“The creation of this commission was obviously part of the Pakistani government’s effort to mitigate the reputational damaged caused by Pakistan’s designation, year after year, as an egregious violator of religious freedoms,” Ispahani recently wrote in the Washington Examiner.
On May 5, the Ministry for Religious Affairs approved the creation of a National Commission on Minorities as an ad-hoc committee under their supervision. This commission, by its very creation through administrative action, was formed with no statutory powers.
Members of Pakistan’s civil society claim this fails to provide the commission with sufficient independence and power to secure the rights of religious minorities in Pakistan.
“An institution meant to establish respect for rights must have a strong legal basis,” a joint letter by Pakistani human rights activists claimed. “Otherwise, it will merely postpone resolve to the longstanding issues of institutional and structural inequality and discrimination on the basis of religion or belief.”
Peter Jacob, Chairman of the People’s Commission for Minorities Rights, went on to say, “Various governments in the past 30 years have set up such ad-hoc minority commissions through administrative powers, which have failed to translate into protections for minorities.
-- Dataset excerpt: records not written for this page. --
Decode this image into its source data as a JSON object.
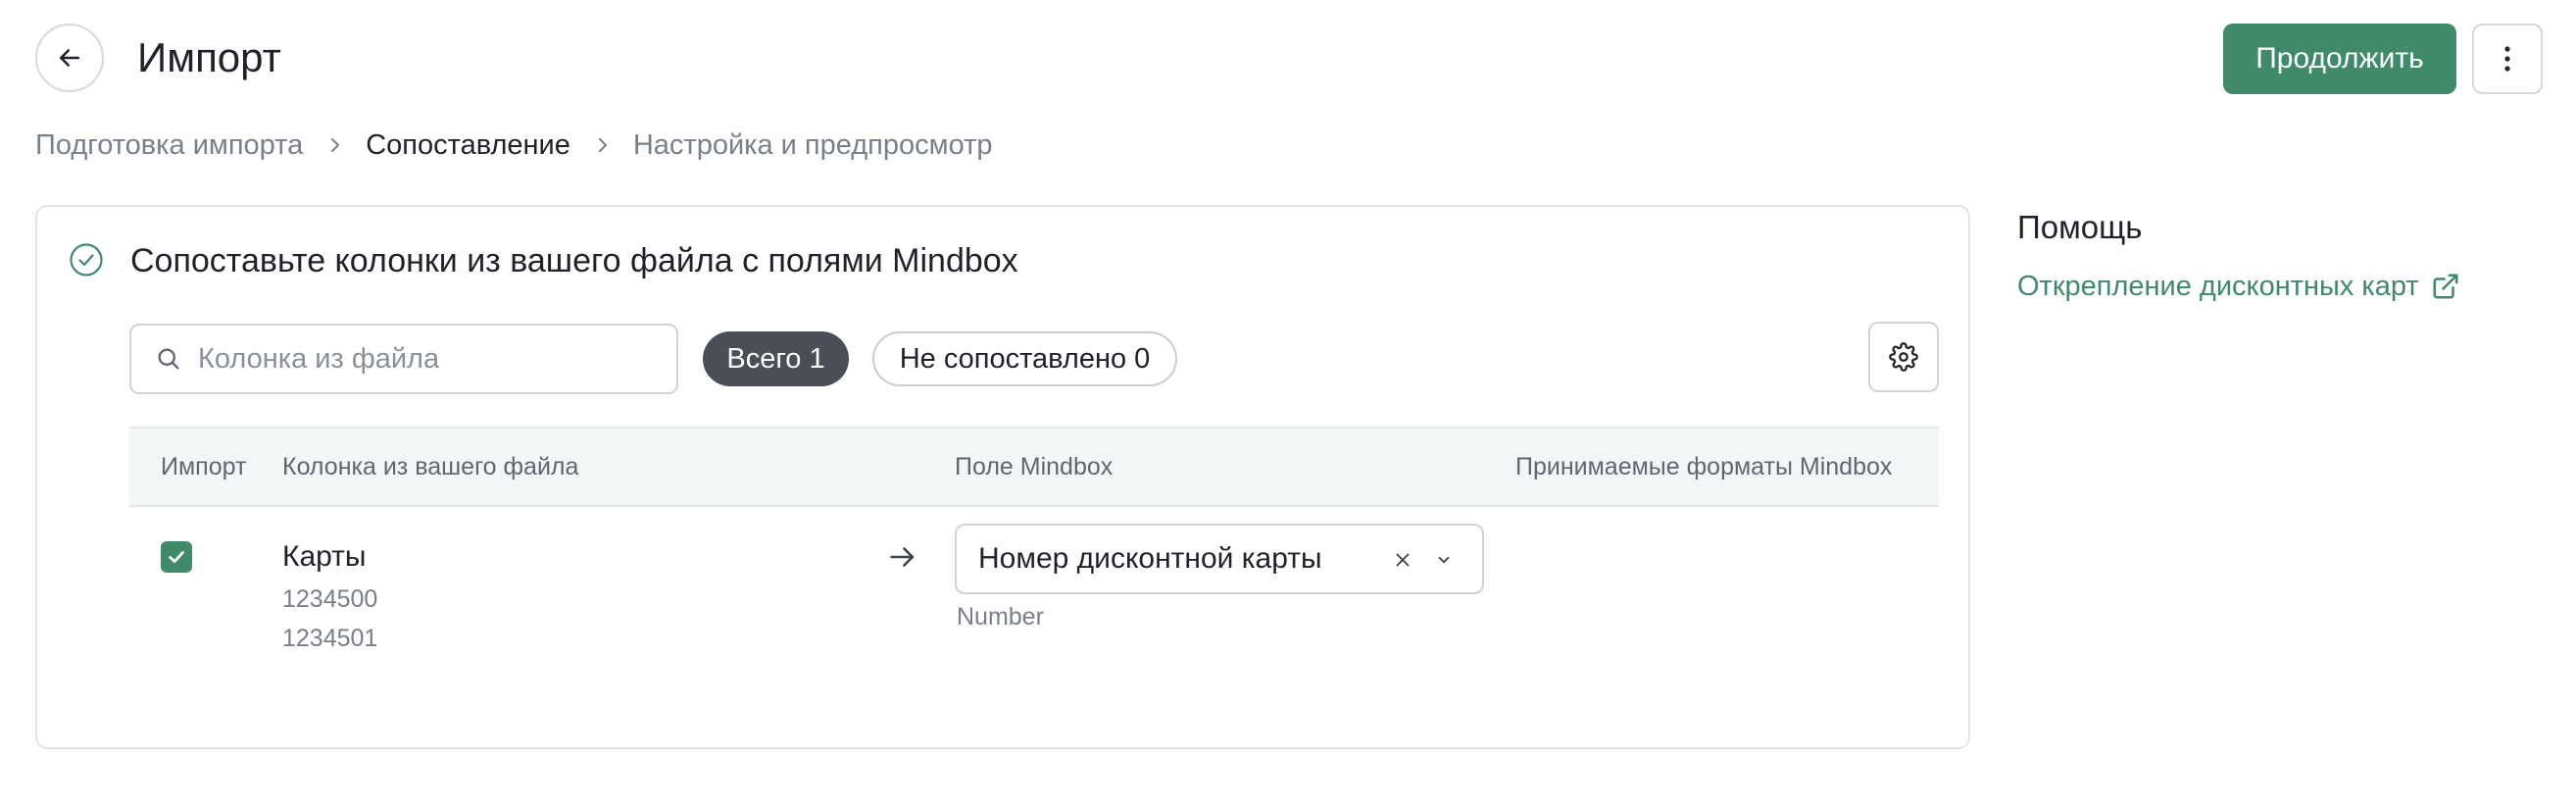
{
  "header": {
    "title": "Импорт",
    "continue_label": "Продолжить"
  },
  "breadcrumb": {
    "steps": [
      {
        "label": "Подготовка импорта",
        "active": false
      },
      {
        "label": "Сопоставление",
        "active": true
      },
      {
        "label": "Настройка и предпросмотр",
        "active": false
      }
    ]
  },
  "card": {
    "title": "Сопоставьте колонки из вашего файла с полями Mindbox",
    "search_placeholder": "Колонка из файла",
    "filters": {
      "all_label": "Всего 1",
      "unmatched_label": "Не сопоставлено 0"
    },
    "table": {
      "headers": [
        "Импорт",
        "Колонка из вашего файла",
        "Поле Mindbox",
        "Принимаемые форматы Mindbox"
      ],
      "rows": [
        {
          "import_checked": true,
          "column_name": "Карты",
          "samples": [
            "1234500",
            "1234501"
          ],
          "mindbox_field": "Номер дисконтной карты",
          "field_type": "Number",
          "formats": ""
        }
      ]
    }
  },
  "help": {
    "title": "Помощь",
    "link_label": "Открепление дисконтных карт"
  },
  "colors": {
    "accent": "#3e8a69",
    "chip_active_bg": "#4a4f57",
    "table_header_bg": "#f3f6f7",
    "muted_text": "#7a8089"
  },
  "icons": [
    "arrow-left-icon",
    "more-vertical-icon",
    "chevron-right-icon",
    "check-circle-icon",
    "search-icon",
    "gear-icon",
    "checkmark-icon",
    "arrow-right-icon",
    "close-icon",
    "chevron-down-icon",
    "external-link-icon"
  ]
}
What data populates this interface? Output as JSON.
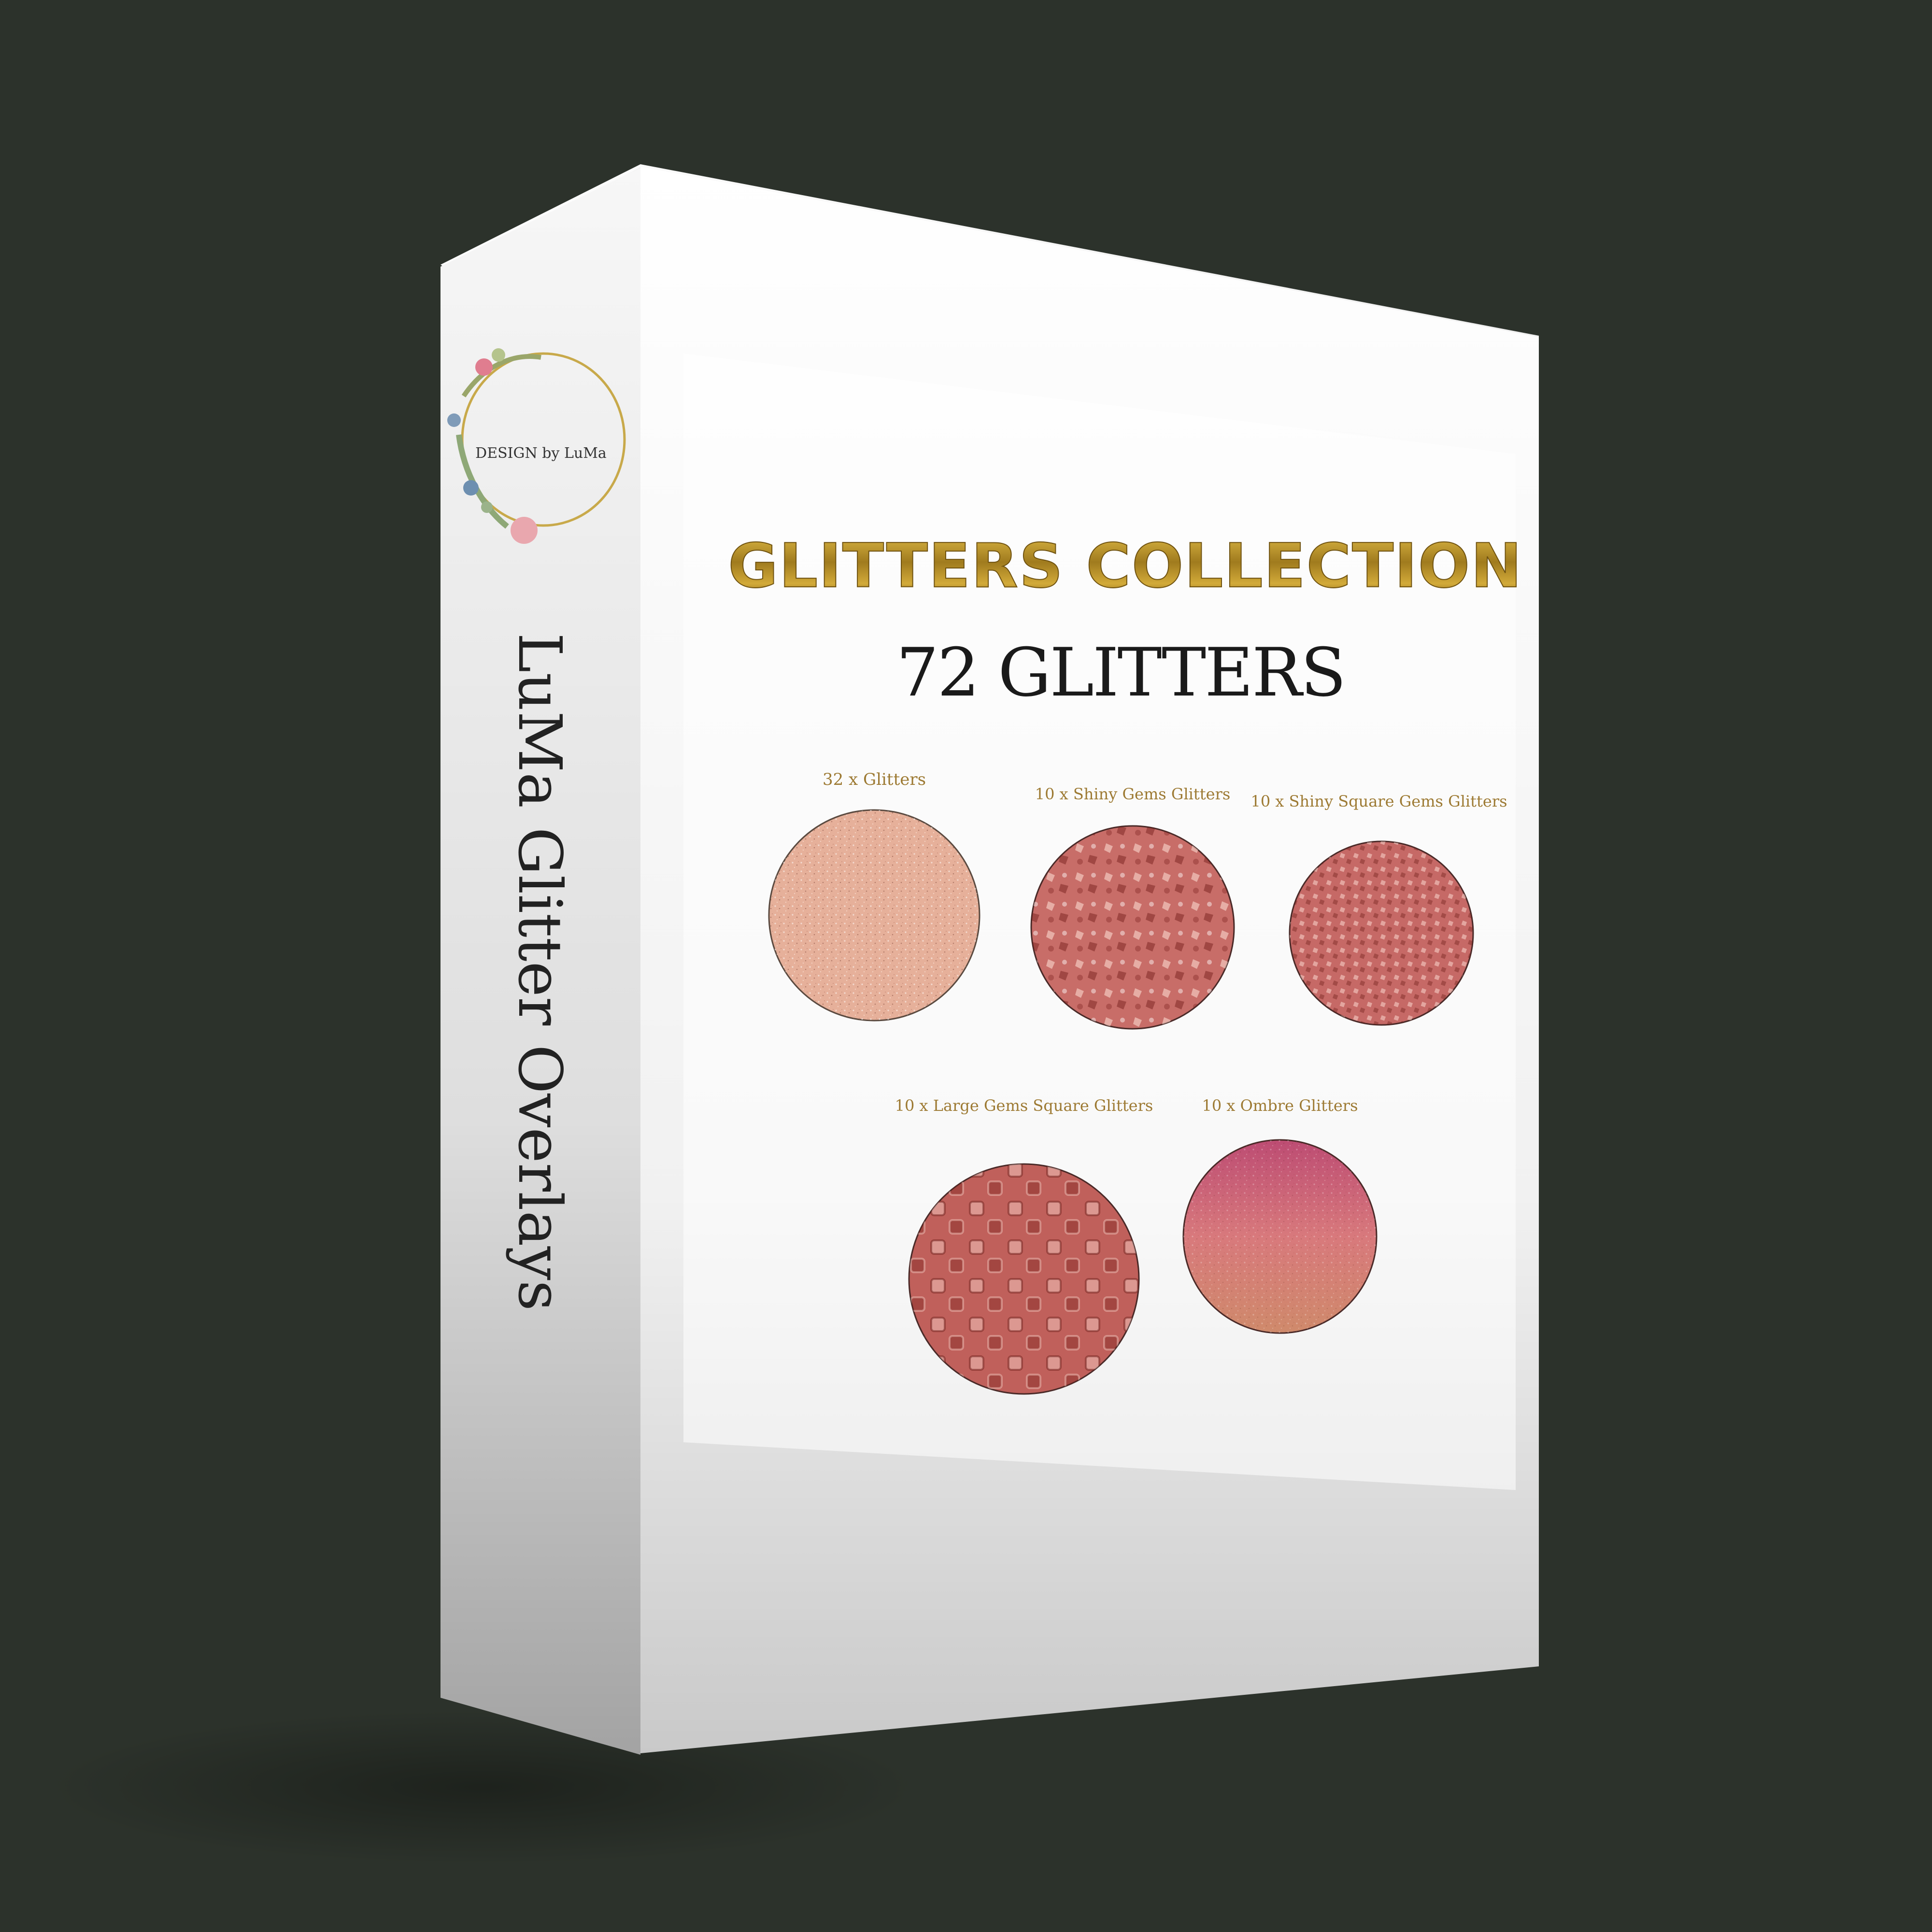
{
  "box": {
    "spine_title": "LuMa Glitter Overlays",
    "logo_text": "DESIGN by LuMa",
    "headline": "GLITTERS COLLECTION",
    "subheadline": "72 GLITTERS",
    "swatches": [
      {
        "label": "32 x Glitters",
        "colors": [
          "#e6b09a",
          "#c4735e",
          "#f2cdb9"
        ]
      },
      {
        "label": "10 x Shiny Gems Glitters",
        "colors": [
          "#c86d68",
          "#8e3431",
          "#f2b0a6"
        ]
      },
      {
        "label": "10 x Shiny Square Gems Glitters",
        "colors": [
          "#c66966",
          "#8a302d",
          "#f0aaa1"
        ]
      },
      {
        "label": "10 x Large Gems Square Glitters",
        "colors": [
          "#c0605b",
          "#86302b",
          "#eba49a"
        ]
      },
      {
        "label": "10 x Ombre Glitters",
        "colors": [
          "#bd4c73",
          "#d8797c",
          "#cf8a6b"
        ]
      }
    ]
  },
  "colors": {
    "background": "#2c322b",
    "gold": "#b38b26",
    "label_gold": "#9d7a33",
    "spine_text": "#222222"
  }
}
Setting up yet another body without powers and resources will defeat the purpose, therefore, we reject this as tokenism.”